Need to Feel Your Love

Sheer Mag Need to Feel Your Love

(Static Shock) Buy it from Insound Rating - 8/10

Coming off a trio of EPs that gave a much-needed vibrancy to the format, Sheer Mag are now out to conquer the album format on their debut effort, Need to Feel Your Love. It’s a new challenge for the Philadelphia outfit to shoot up their profile considering they’re earned their current reputation as rock revivalists without any marketing savvy. So they did it the old-fashioned way - to perform as many garage basements as possible, and hope that each and every beer-sipping attendee would make the effort to seek them out once the beer keg ran dry.

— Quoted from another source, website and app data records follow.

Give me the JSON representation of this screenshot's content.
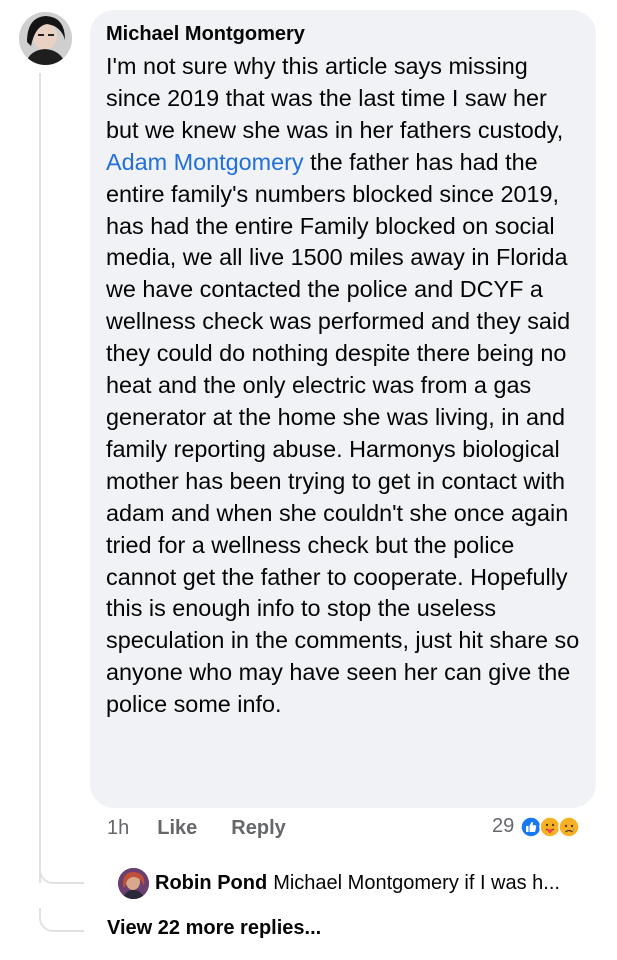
{
  "comment": {
    "author": "Michael Montgomery",
    "text_before_mention": "I'm not sure why this article says missing since 2019 that was the last time I saw her but we knew she was in her fathers custody, ",
    "mention": "Adam Montgomery",
    "text_after_mention": " the father has had the entire family's numbers blocked since 2019, has had the entire Family blocked on social media, we all live 1500 miles away in Florida we have contacted the police and DCYF a wellness check was performed and they said they could do nothing despite there being no heat and the only electric was from a gas generator at the home she was living, in and family reporting abuse. Harmonys biological mother has been trying to get in contact with adam and when she couldn't she once again tried for a wellness check but the police cannot get the father to cooperate. Hopefully this is enough info to stop the useless speculation in the comments, just hit share so anyone who may have seen her can give the police some info.",
    "timestamp": "1h",
    "like_label": "Like",
    "reply_label": "Reply",
    "reaction_count": "29",
    "reaction_icons": [
      "like-icon",
      "care-icon",
      "sad-icon"
    ]
  },
  "reply_preview": {
    "author": "Robin Pond",
    "text": "Michael Montgomery if I was h..."
  },
  "view_more_label": "View 22 more replies...",
  "colors": {
    "bubble": "#f0f2f5",
    "mention": "#216fdb",
    "muted": "#65676b",
    "like_blue": "#1877f2",
    "reaction_yellow": "#f7b125"
  }
}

Out of every conceivable theme, it never occurred to me that they’d shift their focus on the universal concept of love. Not that it would be the first time they’d tackle the subject - it was implicitly found with much transparency on tracks like Worth the Tears and Hard Lovin’, but to openly acknowledge it without the slightest trace of wit seems like an uninspired choice for a band that writes songs with detailed precision. Fortunately, they do their hometown justice on the Philly-soul inspired track, where tough front woman Tina Halladay openly expresses the tenderness of young love as Kyle Seely’s sumptuously staggered guitar lines mark every note she hits.

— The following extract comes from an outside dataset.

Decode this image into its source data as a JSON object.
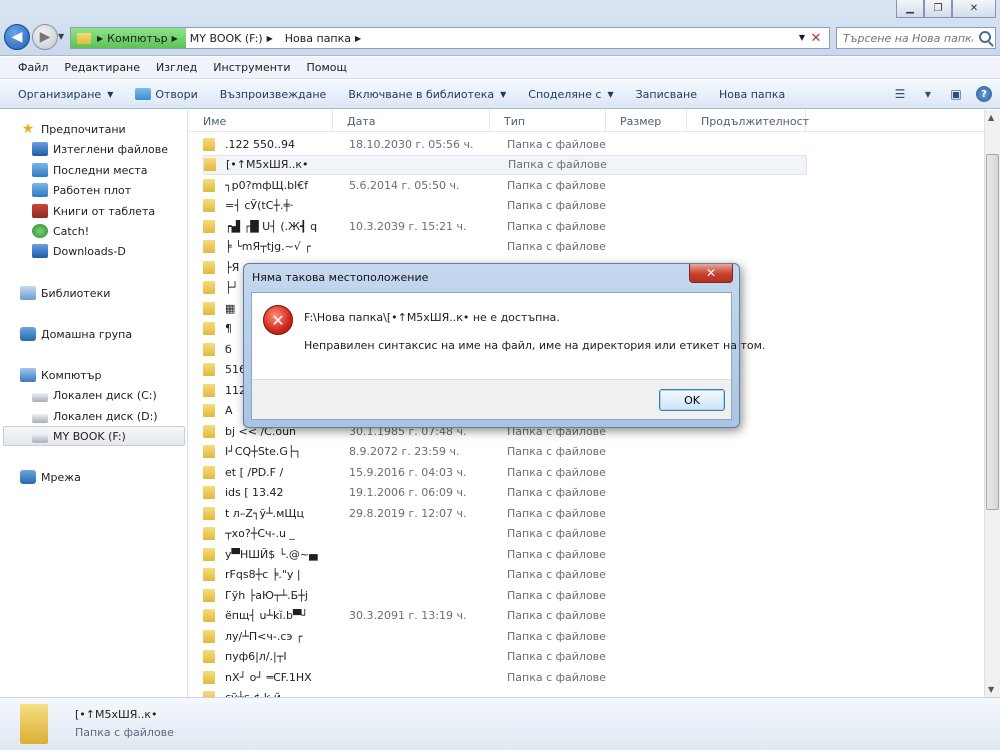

The title track’s graceful bounce is just one of the musical stylings found on Need to Feel Your Love, which takes on many facets of classic rock without ever undermining its expansive source material. Sheer Mag do have a strong reverence to the guitar, and as it is with younger musicians who take on rock history with a complete disregard to stringent chronology, they arrange these tracks with an instinctual, gut-level clamor. As it progresses, it takes many different forms: the twin-guitar maelstrom of Thin Lizzy (Just Can’t Get Enough), the swampy, Southern-tinged blues of Allman Brothers (Suffer Me), and even the compact, yet ornate velocity of Judas Priest (Turn It Up).

Aside from taking on different elements, the stark immediacy of power pop is what stimulates their every moment. And they do find surprising ways to enliven the format, even if their version of it tends to err on hard rock affectations rather than drawing their attention on more gleaming melodies. One of their most accomplished tracks here, Expect the Bayonet, replicates the flanged guitars of Big Star but with a faster tempo, always opting to give fuel to the swagger and with air-tight efficiency. The brisk pace of Can’t Play it Cool is another scorcher that fits the Chilton/Bell template, though cleverly turned inside out by performing major scales pulled out of the Randy Rhoads playbook.

Sheer Mag’s heady mixture of influences shouldn’t work. And yet, their tireless curiosity and genuine affection for rock song forms is what separates Need to Feel Your Love from sounding like a conventional tribute. Under lesser hands, their clever way of piecing together a wild amalgamation of former perspectives would quickly sink and drown. But Sheer Mag tackle the album full-length with a simple message, and chock-full of power chords, one that also traces back to the straightforward intentions of early rock n’ roll but with soulful brio. It raises the stakes for a band who, up to this point, had commended the eminent value of brevity.